Trace Trace::Node

Once presentation is called, an array of Trace::Node instances is generated from stack, each node comprised either of a Snapshot::Before, and its matching After, or a Node::Incomplete, when the Snapshot::After couldn’t be found (e.g. due to an exception thrown before the tracer was called).

Trace Present

The method accepts two arguments: 1. the Stack instance 2. a block that yields this trace_node structure (along with the other options) and allows to return a hash that is then passed on to the render_method. This hash allows to configure the rendering code, and in the core renderers, config per node can be added keyed by Trace::Node instance.

TODO: add example from node_options.

Trace Debugger::Trace

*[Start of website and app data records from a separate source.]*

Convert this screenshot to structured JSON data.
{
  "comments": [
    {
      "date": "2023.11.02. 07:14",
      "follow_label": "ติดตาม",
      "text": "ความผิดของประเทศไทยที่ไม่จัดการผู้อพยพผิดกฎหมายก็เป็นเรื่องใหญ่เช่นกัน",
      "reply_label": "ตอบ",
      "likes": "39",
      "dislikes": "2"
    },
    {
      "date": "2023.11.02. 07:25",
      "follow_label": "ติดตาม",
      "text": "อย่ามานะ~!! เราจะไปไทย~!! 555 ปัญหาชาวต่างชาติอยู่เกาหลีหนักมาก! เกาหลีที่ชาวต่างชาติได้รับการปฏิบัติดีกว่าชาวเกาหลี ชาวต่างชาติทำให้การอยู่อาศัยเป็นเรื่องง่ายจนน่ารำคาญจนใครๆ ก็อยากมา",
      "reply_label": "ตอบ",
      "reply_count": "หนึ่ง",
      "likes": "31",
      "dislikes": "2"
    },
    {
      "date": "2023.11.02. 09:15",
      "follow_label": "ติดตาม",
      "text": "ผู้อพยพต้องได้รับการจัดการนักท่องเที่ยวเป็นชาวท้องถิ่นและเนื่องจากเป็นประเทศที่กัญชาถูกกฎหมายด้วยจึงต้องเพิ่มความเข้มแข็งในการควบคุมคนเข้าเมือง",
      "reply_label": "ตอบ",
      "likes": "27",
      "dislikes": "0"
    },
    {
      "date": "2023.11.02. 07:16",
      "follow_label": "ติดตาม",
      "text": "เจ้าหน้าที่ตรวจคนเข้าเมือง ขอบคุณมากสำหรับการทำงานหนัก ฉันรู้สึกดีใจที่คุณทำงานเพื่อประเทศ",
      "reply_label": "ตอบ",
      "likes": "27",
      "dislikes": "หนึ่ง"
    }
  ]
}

After trace_nodes is computed, the specific rendering begins, and a Debugger::Trace is generated. It consists of variable versions and Debugger::Node instances, the latter basically decorating a Trace::Node.

This Debugger::Trace is then passed to either #wtf? or to trailblazer-pro’s rendering.


Core Developer

Some notes and guidelines for core developers.


  • Our doc repository is here.

Docs Code_tabs

The #code_tabs helper will render two tabs ACTIVITY and OPERATION. The operation test snippet is retrieved from test/docs/autogenerated/operation_<original file name>. Extracting the snippet is done using torture mechanics both times. Sounds painful but isn’t.

< %= code_tabs "create" %>

It’s beautiful!

Convert operation test

Always write doc tests against Activity::Railway and friends. Use the conversion tool in trailblazer-core-utils to autogenerate an operation test.


Convert operation test ctx to result

Convert operation test ignore

Convert operation test skip


Always use Activity::Deprecate.warn when marking a method as deprecated.

def outdated_method
  Trailblazer::Activity::Deprecate.warn caller_locations[0], "The `#outdated_method` is deprecated."

  # old code here.

You need to pass one element of caller_locations to #warn. Sometimes the index changes, feel free to apply some searching for a more helpful location. Users will find the old code much faster and hopefully replace it.

Also, please test that the deprecation is actually visible.

it "gives a deprecation warning" do
  _, err = capture_io do
  line_no = __LINE__

  assert_equal err, %([Trailblazer] #{__FILE__}:#{line_no - 2} The `#outdated_method` is deprecated.\n)